However, lawyers representing people covered by the order said some authorities were unwilling on Sunday to follow the judges’ rulings.
Judges in California, Massachusetts, Virginia and Washington state, each home to international airports, issued their rulings after a similar order was issued on Saturday night by U.S. District Judge Ann Donnelly in New York’s Brooklyn borough.
Donnelly had ruled in a lawsuit by two men from Iraq being held at John F. Kennedy International Airport.
While none of the rulings struck down Friday’s executive order by the new Republican president, the growing number of them could complicate the administration’s effort to enforce it.
The rulings add to questions about the constitutionality of the order, said Andrew Pincus, a Mayer Brown partner representing two Yemeni men who were denied U.S. entry from an overseas flight despite being legal permanent residents.
“People have gone through processes to obtain legal permanent resident status, or visas,” Pincus said. “There are serious questions about whether those rights, which were created by statute, can be unilaterally taken away without process.”

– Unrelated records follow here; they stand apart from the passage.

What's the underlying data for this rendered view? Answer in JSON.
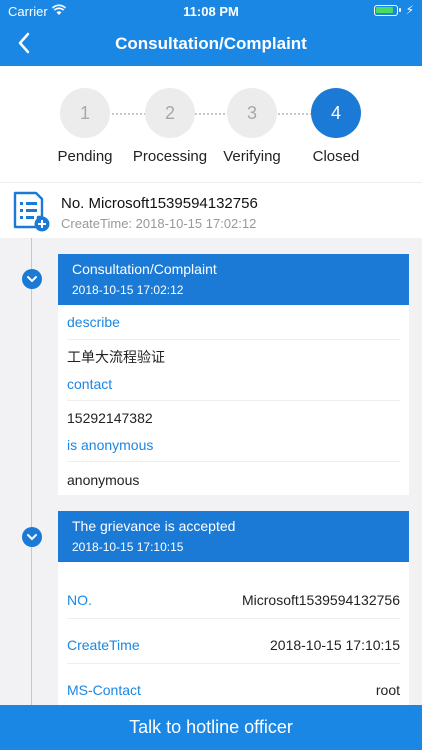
{
  "status_bar": {
    "carrier": "Carrier",
    "time": "11:08 PM"
  },
  "header": {
    "title": "Consultation/Complaint"
  },
  "steps": [
    {
      "number": "1",
      "label": "Pending"
    },
    {
      "number": "2",
      "label": "Processing"
    },
    {
      "number": "3",
      "label": "Verifying"
    },
    {
      "number": "4",
      "label": "Closed"
    }
  ],
  "order": {
    "no": "No. Microsoft1539594132756",
    "create_time": "CreateTime: 2018-10-15 17:02:12"
  },
  "timeline": [
    {
      "title": "Consultation/Complaint",
      "date": "2018-10-15 17:02:12",
      "fields": [
        {
          "label": "describe",
          "value": "工单大流程验证"
        },
        {
          "label": "contact",
          "value": "15292147382"
        },
        {
          "label": "is anonymous",
          "value": "anonymous"
        }
      ]
    },
    {
      "title": "The grievance is accepted",
      "date": "2018-10-15 17:10:15",
      "rows": [
        {
          "label": "NO.",
          "value": "Microsoft1539594132756"
        },
        {
          "label": "CreateTime",
          "value": "2018-10-15 17:10:15"
        },
        {
          "label": "MS-Contact",
          "value": "root"
        }
      ]
    }
  ],
  "bottom_button": "Talk to hotline officer",
  "colors": {
    "primary": "#1a87e5",
    "accent": "#1a7ad6",
    "inactive_step": "#ececec"
  }
}
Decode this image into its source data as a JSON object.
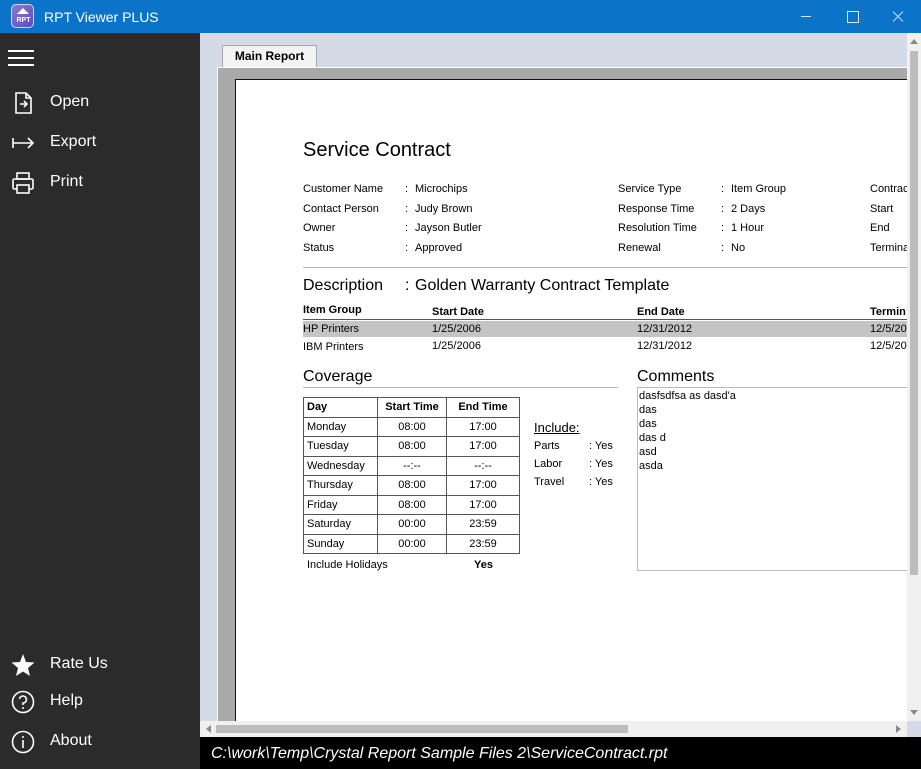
{
  "window": {
    "title": "RPT Viewer PLUS",
    "icon_text": "RPT",
    "icon": "app-logo-icon"
  },
  "sidebar": {
    "items": [
      {
        "label": "Open",
        "icon": "open-file-icon"
      },
      {
        "label": "Export",
        "icon": "export-arrow-icon"
      },
      {
        "label": "Print",
        "icon": "printer-icon"
      },
      {
        "label": "Rate Us",
        "icon": "star-icon"
      },
      {
        "label": "Help",
        "icon": "help-icon"
      },
      {
        "label": "About",
        "icon": "info-icon"
      }
    ]
  },
  "tabs": [
    {
      "label": "Main Report"
    }
  ],
  "status": {
    "path": "C:\\work\\Temp\\Crystal Report Sample Files 2\\ServiceContract.rpt"
  },
  "report": {
    "title": "Service Contract",
    "fields_left": [
      {
        "label": "Customer Name",
        "value": "Microchips"
      },
      {
        "label": "Contact Person",
        "value": "Judy Brown"
      },
      {
        "label": "Owner",
        "value": "Jayson Butler"
      },
      {
        "label": "Status",
        "value": "Approved"
      }
    ],
    "fields_mid": [
      {
        "label": "Service Type",
        "value": "Item Group"
      },
      {
        "label": "Response Time",
        "value": "2 Days"
      },
      {
        "label": "Resolution Time",
        "value": "1 Hour"
      },
      {
        "label": "Renewal",
        "value": "No"
      }
    ],
    "fields_right": [
      "Contrac",
      "Start",
      "End",
      "Termina"
    ],
    "colon": ":",
    "description": {
      "label": "Description",
      "value": "Golden Warranty Contract Template"
    },
    "items": {
      "headers": [
        "Item Group",
        "Start Date",
        "End Date",
        "Termin"
      ],
      "rows": [
        [
          "HP Printers",
          "1/25/2006",
          "12/31/2012",
          "12/5/20"
        ],
        [
          "IBM Printers",
          "1/25/2006",
          "12/31/2012",
          "12/5/20"
        ]
      ]
    },
    "coverage": {
      "title": "Coverage",
      "headers": [
        "Day",
        "Start Time",
        "End Time"
      ],
      "rows": [
        [
          "Monday",
          "08:00",
          "17:00"
        ],
        [
          "Tuesday",
          "08:00",
          "17:00"
        ],
        [
          "Wednesday",
          "--:--",
          "--:--"
        ],
        [
          "Thursday",
          "08:00",
          "17:00"
        ],
        [
          "Friday",
          "08:00",
          "17:00"
        ],
        [
          "Saturday",
          "00:00",
          "23:59"
        ],
        [
          "Sunday",
          "00:00",
          "23:59"
        ]
      ],
      "holidays_label": "Include Holidays",
      "holidays_value": "Yes"
    },
    "include": {
      "title": "Include:",
      "items": [
        {
          "label": "Parts",
          "value": ": Yes"
        },
        {
          "label": "Labor",
          "value": ": Yes"
        },
        {
          "label": "Travel",
          "value": ": Yes"
        }
      ]
    },
    "comments": {
      "title": "Comments",
      "lines": [
        "dasfsdfsa as dasd'a",
        "das",
        "das",
        "das d",
        "asd",
        "asda"
      ]
    }
  }
}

Trump’s order halted travel by people with passports from Iran, Iraq, Libya, Somalia, Sudan, Syria and Yemen for 90 days, and stopped the resettlement of refugees for 120 days.

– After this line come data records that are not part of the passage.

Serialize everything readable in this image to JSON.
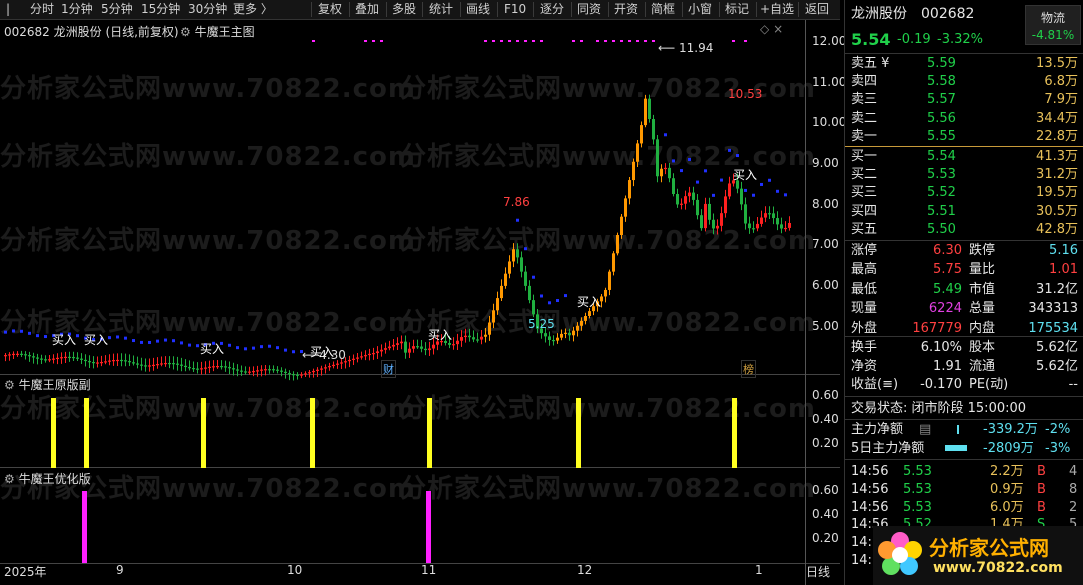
{
  "toolbar": {
    "left_items": [
      "分时",
      "1分钟",
      "5分钟",
      "15分钟",
      "30分钟",
      "更多 〉"
    ],
    "right_items": [
      "复权",
      "叠加",
      "多股",
      "统计",
      "画线",
      "F10",
      "逐分",
      "同资",
      "开资",
      "简框",
      "小窗",
      "标记",
      "+自选",
      "返回"
    ]
  },
  "chart": {
    "main_title": "002682  龙洲股份 (日线,前复权)",
    "main_indicator": "牛魔王主图",
    "sub1_title": "牛魔王原版副",
    "sub2_title": "牛魔王优化版",
    "max_label": "11.94",
    "high_label": "10.53",
    "label_786": "7.86",
    "label_525": "5.25",
    "label_430": "4.30",
    "buy_label": "买入",
    "marker_cai": "财",
    "marker_bang": "榜",
    "watermark": "分析家公式网www.70822.com",
    "main_axis": [
      "12.00",
      "11.00",
      "10.00",
      "9.00",
      "8.00",
      "7.00",
      "6.00",
      "5.00"
    ],
    "sub1_axis": [
      "0.60",
      "0.40",
      "0.20"
    ],
    "sub2_axis": [
      "0.60",
      "0.40",
      "0.20"
    ],
    "x_axis": [
      "2025年",
      "9",
      "10",
      "11",
      "12",
      "1"
    ],
    "x_end": "日线",
    "colors": {
      "up": "#ff2020",
      "down": "#20b040",
      "orange": "#ff9800",
      "yellow": "#ffff20",
      "blue": "#2030ff",
      "magenta": "#ff20ff"
    }
  },
  "quote": {
    "name": "龙洲股份",
    "code": "002682",
    "tab": "物流",
    "tab_change": "-4.81%",
    "price": "5.54",
    "change": "-0.19",
    "change_pct": "-3.32%",
    "asks": [
      {
        "label": "卖五 ¥",
        "price": "5.59",
        "vol": "13.5万"
      },
      {
        "label": "卖四",
        "price": "5.58",
        "vol": "6.8万"
      },
      {
        "label": "卖三",
        "price": "5.57",
        "vol": "7.9万"
      },
      {
        "label": "卖二",
        "price": "5.56",
        "vol": "34.4万"
      },
      {
        "label": "卖一",
        "price": "5.55",
        "vol": "22.8万"
      }
    ],
    "bids": [
      {
        "label": "买一",
        "price": "5.54",
        "vol": "41.3万"
      },
      {
        "label": "买二",
        "price": "5.53",
        "vol": "31.2万"
      },
      {
        "label": "买三",
        "price": "5.52",
        "vol": "19.5万"
      },
      {
        "label": "买四",
        "price": "5.51",
        "vol": "30.5万"
      },
      {
        "label": "买五",
        "price": "5.50",
        "vol": "42.8万"
      }
    ],
    "stats": [
      {
        "l1": "涨停",
        "v1": "6.30",
        "l2": "跌停",
        "v2": "5.16"
      },
      {
        "l1": "最高",
        "v1": "5.75",
        "l2": "量比",
        "v2": "1.01"
      },
      {
        "l1": "最低",
        "v1": "5.49",
        "l2": "市值",
        "v2": "31.2亿"
      },
      {
        "l1": "现量",
        "v1": "6224",
        "l2": "总量",
        "v2": "343313"
      },
      {
        "l1": "外盘",
        "v1": "167779",
        "l2": "内盘",
        "v2": "175534"
      }
    ],
    "stats2": [
      {
        "l1": "换手",
        "v1": "6.10%",
        "l2": "股本",
        "v2": "5.62亿"
      },
      {
        "l1": "净资",
        "v1": "1.91",
        "l2": "流通",
        "v2": "5.62亿"
      },
      {
        "l1": "收益(≡)",
        "v1": "-0.170",
        "l2": "PE(动)",
        "v2": "--"
      }
    ],
    "status": "交易状态: 闭市阶段 15:00:00",
    "flow1": {
      "label": "主力净额",
      "value": "-339.2万",
      "pct": "-2%"
    },
    "flow2": {
      "label": "5日主力净额",
      "value": "-2809万",
      "pct": "-3%"
    },
    "ticks": [
      {
        "time": "14:56",
        "price": "5.53",
        "vol": "2.2万",
        "side": "B",
        "n": "4"
      },
      {
        "time": "14:56",
        "price": "5.53",
        "vol": "0.9万",
        "side": "B",
        "n": "8"
      },
      {
        "time": "14:56",
        "price": "5.53",
        "vol": "6.0万",
        "side": "B",
        "n": "2"
      },
      {
        "time": "14:56",
        "price": "5.52",
        "vol": "1.4万",
        "side": "S",
        "n": "5"
      },
      {
        "time": "14:",
        "price": "",
        "vol": "",
        "side": "",
        "n": ""
      },
      {
        "time": "14:",
        "price": "",
        "vol": "",
        "side": "",
        "n": ""
      }
    ],
    "logo_text": "分析家公式网",
    "logo_url": "www.70822.com"
  }
}
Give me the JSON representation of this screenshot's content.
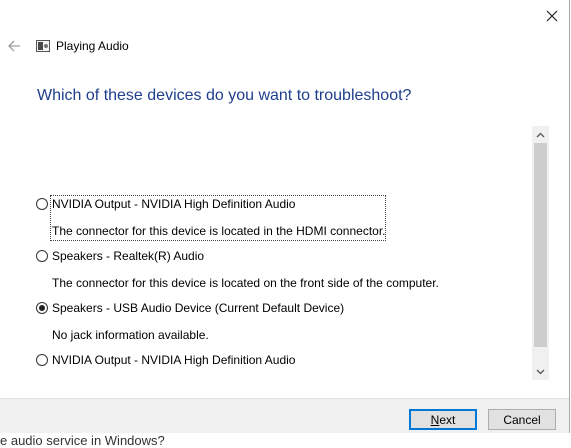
{
  "window": {
    "title": "Playing Audio",
    "question": "Which of these devices do you want to troubleshoot?"
  },
  "devices": [
    {
      "label": "NVIDIA Output - NVIDIA High Definition Audio",
      "description": "The connector for this device is located in the HDMI connector.",
      "checked": false
    },
    {
      "label": "Speakers - Realtek(R) Audio",
      "description": "The connector for this device is located on the front side of the computer.",
      "checked": false
    },
    {
      "label": "Speakers - USB Audio Device (Current Default Device)",
      "description": "No jack information available.",
      "checked": true
    },
    {
      "label": "NVIDIA Output - NVIDIA High Definition Audio",
      "description": "",
      "checked": false
    }
  ],
  "footer": {
    "next_label_prefix": "N",
    "next_label_rest": "ext",
    "cancel_label": "Cancel"
  },
  "background": {
    "partial_text": "e audio service in Windows?"
  },
  "icons": {
    "close": "close-icon",
    "back": "back-arrow-icon",
    "app": "audio-troubleshooter-icon",
    "scroll_up": "chevron-up-icon",
    "scroll_down": "chevron-down-icon"
  },
  "colors": {
    "question": "#1e3f8c",
    "primary_button_border": "#0078d7"
  }
}
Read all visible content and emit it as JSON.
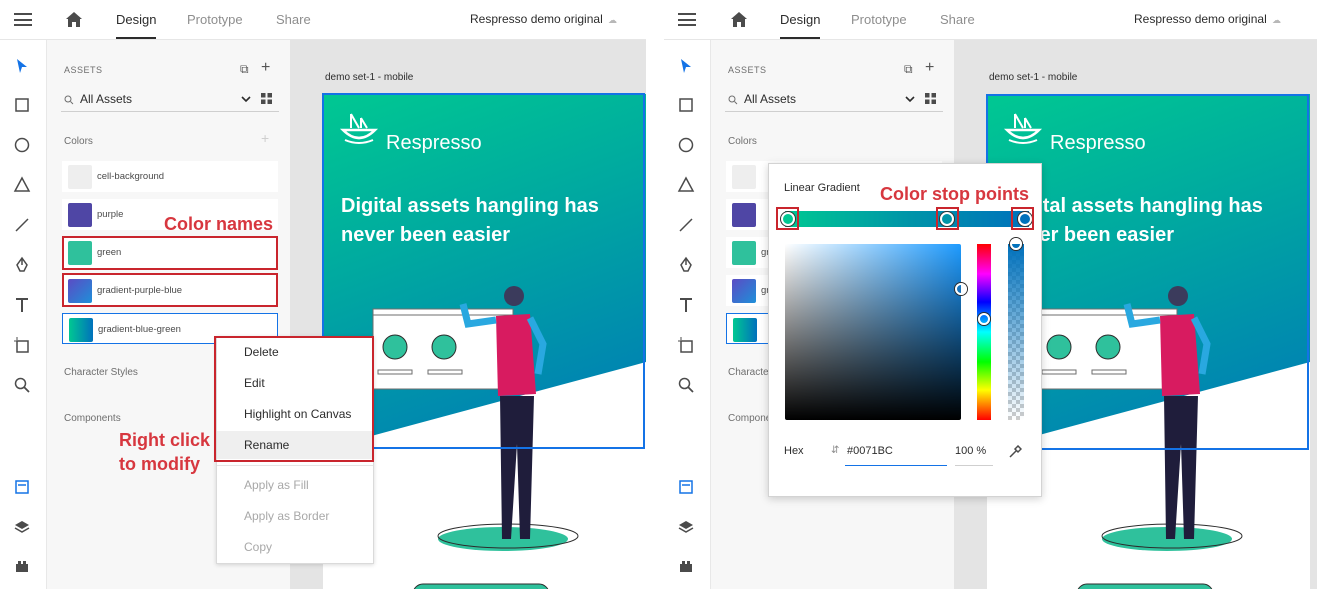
{
  "topbar": {
    "tabs": [
      "Design",
      "Prototype",
      "Share"
    ],
    "doc_title": "Respresso demo original"
  },
  "assets": {
    "header": "ASSETS",
    "filter": "All Assets",
    "colors_label": "Colors",
    "character_styles_label": "Character Styles",
    "components_label": "Components",
    "right_colors_label": "Colors",
    "right_character_label": "Characte",
    "right_components_label": "Compone",
    "colors": [
      {
        "name": "cell-background",
        "swatch": "#eeeeee"
      },
      {
        "name": "purple",
        "swatch": "#4f46a5"
      },
      {
        "name": "green",
        "swatch": "#2fc19c"
      },
      {
        "name": "gradient-purple-blue",
        "swatch": "linear-gradient(135deg,#5b4bc4,#1e90d9)"
      },
      {
        "name": "gradient-blue-green",
        "swatch": "linear-gradient(90deg,#00c892,#0071bc)"
      }
    ],
    "right_partial_names": [
      "gr",
      "gr"
    ]
  },
  "canvas": {
    "artboard_label": "demo set-1 - mobile",
    "brand": "Respresso",
    "headline": "Digital assets hangling has never been easier"
  },
  "context_menu": {
    "items": [
      "Delete",
      "Edit",
      "Highlight on Canvas",
      "Rename",
      "Apply as Fill",
      "Apply as Border",
      "Copy"
    ]
  },
  "annotations": {
    "color_names": "Color names",
    "right_click": "Right click\nto modify",
    "stop_points": "Color stop points"
  },
  "picker": {
    "title": "Linear Gradient",
    "hex_label": "Hex",
    "hex_value": "#0071BC",
    "opacity": "100 %"
  },
  "colors": {
    "accent": "#1473e6",
    "annotation": "#d7373f"
  }
}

He said these actions were needed “to protect the American people from terrorist attacks by foreign nationals admitted to the United States.”
Attorneys general from California, New York, 13 other states and Washington, D.C., meanwhile, in a statement condemned and pledged to fight what they called Trump’s “dangerous” and “unconstitutional” order.
Opponents rally at airports
NEW YORK/WASHINGTON (Reuters) — Tens of thousands of people rallied in U.S. cities and at airports on Sunday to voice outrage over President Donald Trump’s executive order restricting entry into the country for travelers from seven Muslim-majority nations.
In New York, Washington and Boston, a second wave of demonstrations began the afternoon after spontaneous rallies broke out at U.S. airports on Saturday as U.S. Customs and Border Protection agents began enforcing Trump’s directive. The protests on Sunday were expected to spread westward as the day progressed.Speech